Jameson Mackinnon, Toronto
I was 16 years old. I took a bus from Pickering with 20-30 others to start my new job at SkyDome with the Blue Jays playing the Brewers. It was such a thrill to be a part of history, and working there for the next seven years shaped my life in friendships, relationships (one that lead to a marriage with a son) and eventually I would buy a condo right on the corner of Front and Blue Jays Way. SkyDome will always be a part of me.
Walter Jurman, Cambridge, Ont.
I was one of those 48,000 in attendance! I still have my metal ticket that I have attached on my key chain for the past 25 years.
My favourite memory was walking into the Dome with my mouth wide open. I could not believe what I was seeing after watching games at Exhibition Stadium.

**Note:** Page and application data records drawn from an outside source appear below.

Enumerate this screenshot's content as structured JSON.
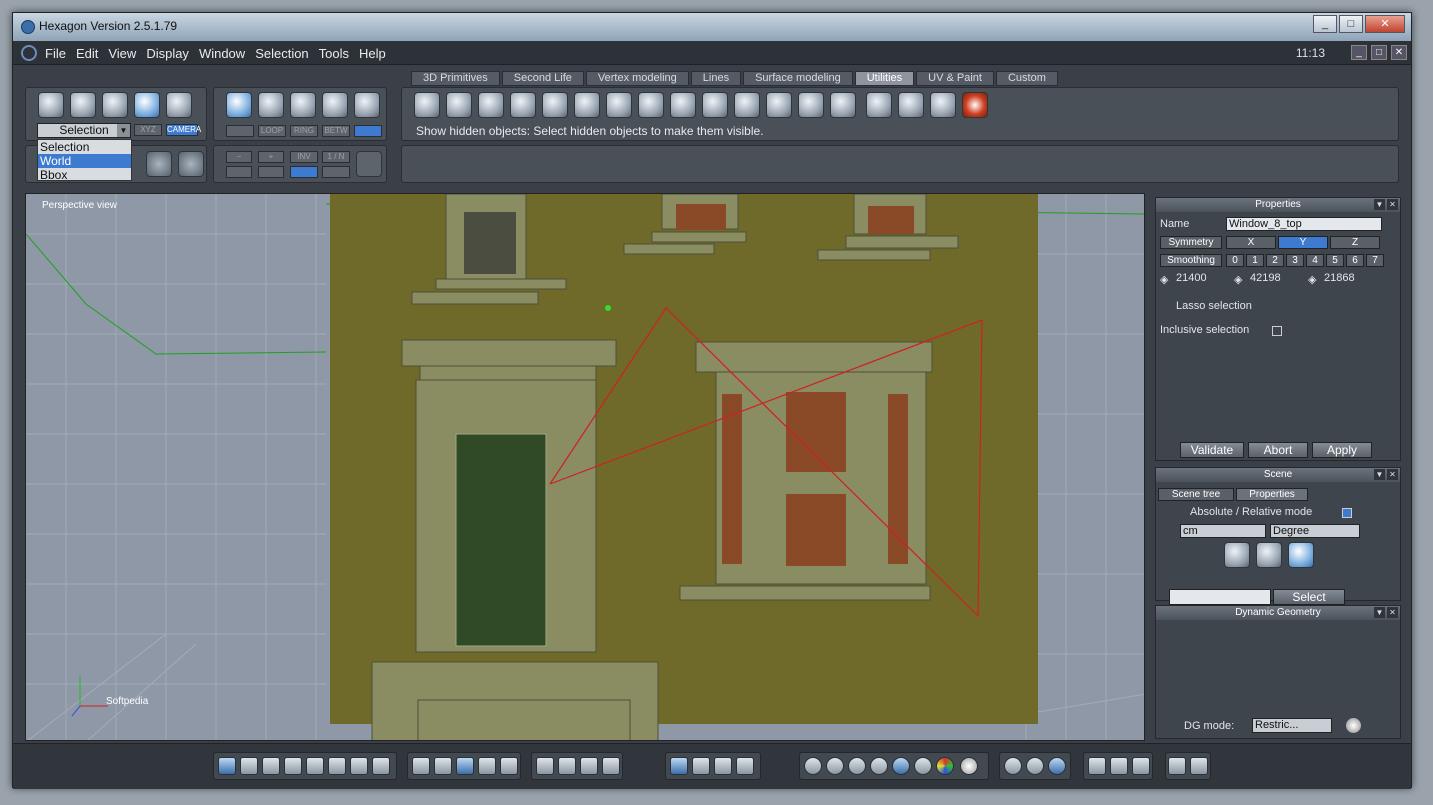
{
  "window": {
    "title": "Hexagon Version 2.5.1.79",
    "clock": "11:13",
    "controls": [
      "_",
      "□",
      "✕"
    ]
  },
  "menu": {
    "items": [
      "File",
      "Edit",
      "View",
      "Display",
      "Window",
      "Selection",
      "Tools",
      "Help"
    ]
  },
  "tabs": [
    "3D Primitives",
    "Second Life",
    "Vertex modeling",
    "Lines",
    "Surface modeling",
    "Utilities",
    "UV & Paint",
    "Custom"
  ],
  "active_tab": "Utilities",
  "toolbar": {
    "selection_value": "Selection",
    "dropdown_options": [
      "Selection",
      "World",
      "Bbox"
    ],
    "dropdown_highlight": "World",
    "xyz_label": "XYZ",
    "camera_label": "CAMERA",
    "loop_label": "LOOP",
    "ring_label": "RING",
    "betw_label": "BETW",
    "minus_label": "−",
    "plus_label": "+",
    "inv_label": "INV",
    "one_n_label": "1 / N",
    "hint": "Show hidden objects: Select hidden objects to make them visible."
  },
  "viewport": {
    "label": "Perspective view",
    "axis_label": "Softpedia"
  },
  "properties": {
    "title": "Properties",
    "name_label": "Name",
    "name_value": "Window_8_top",
    "symmetry_label": "Symmetry",
    "sym_axes": [
      "X",
      "Y",
      "Z"
    ],
    "sym_active": "Y",
    "smoothing_label": "Smoothing",
    "smoothing_levels": [
      "0",
      "1",
      "2",
      "3",
      "4",
      "5",
      "6",
      "7"
    ],
    "counts": [
      "21400",
      "42198",
      "21868"
    ],
    "lasso": "Lasso selection",
    "inclusive": "Inclusive selection",
    "validate": "Validate",
    "abort": "Abort",
    "apply": "Apply"
  },
  "scene": {
    "title": "Scene",
    "tab_tree": "Scene tree",
    "tab_props": "Properties",
    "mode_label": "Absolute / Relative mode",
    "unit": "cm",
    "angle": "Degree",
    "select_btn": "Select"
  },
  "dynamic": {
    "title": "Dynamic Geometry",
    "dg_label": "DG mode:",
    "dg_value": "Restric..."
  },
  "colors": {
    "accent": "#3d7bd0",
    "building": "#6f6a2a",
    "grid": "#8e98a6",
    "selection_line": "#d02020"
  }
}
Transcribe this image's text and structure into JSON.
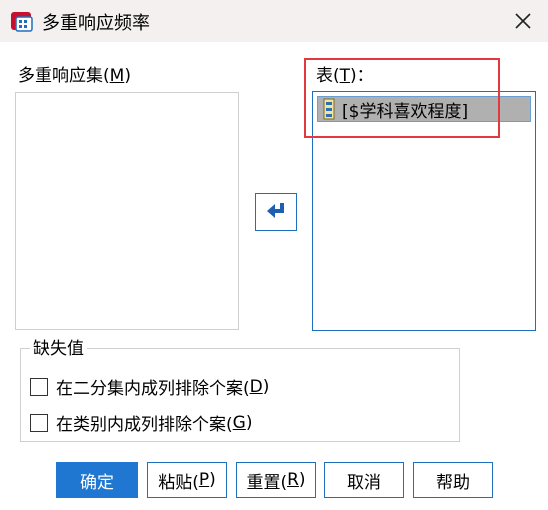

What a feast for the eyes!
Tony Cummins, Glasgow, Scotland
Back in 1989, my only way overhearing baseball was via the American Forces Network broadcasting from Frankfurt in Germany on 873kHz AM. The signal was, at best, terrible and would ebb and flow, sometimes disappearing altogether. I remember lying in my bed, earphones on listening as Fred McGriff hit the first ever home run against the Brewers! The signal faded and I had to wait another day to get a copy of the USA Today to find out what the final score had been that night!
Rick Harris, Toronto
In 1989 I had season's tickets to the Jays. I knew they were close to achieving something great. So I was excited to see them move to a new stadium. The prices became too dear, the strike dampened my enthusiasm -- but I still have fond memories of Tom Cheek and Jerry Howarth and will never forget the back-to-back world series. These were my proudest, most memorable moments as a Torontonian. Both of my children were born in 1991 and 1993. My memories of their birth and Toronto's championships will always be connected (in the appropriate order). Love the SkyDome, loved Exhibition Stadium, love my memories of the Jays.
Adam Stewart, Oakville, Ont.
This is a ticket from the very first Blue Jays game at the SkyDome on June 5, 1989. As I was still two years away from being born, it's obviously not mine. I saw it in my grandfather's home office and thought it was really interesting, so I was allowed to keep it. Still in great condition as it was framed almost immediately. Note the price for a Skyclub seat at the time.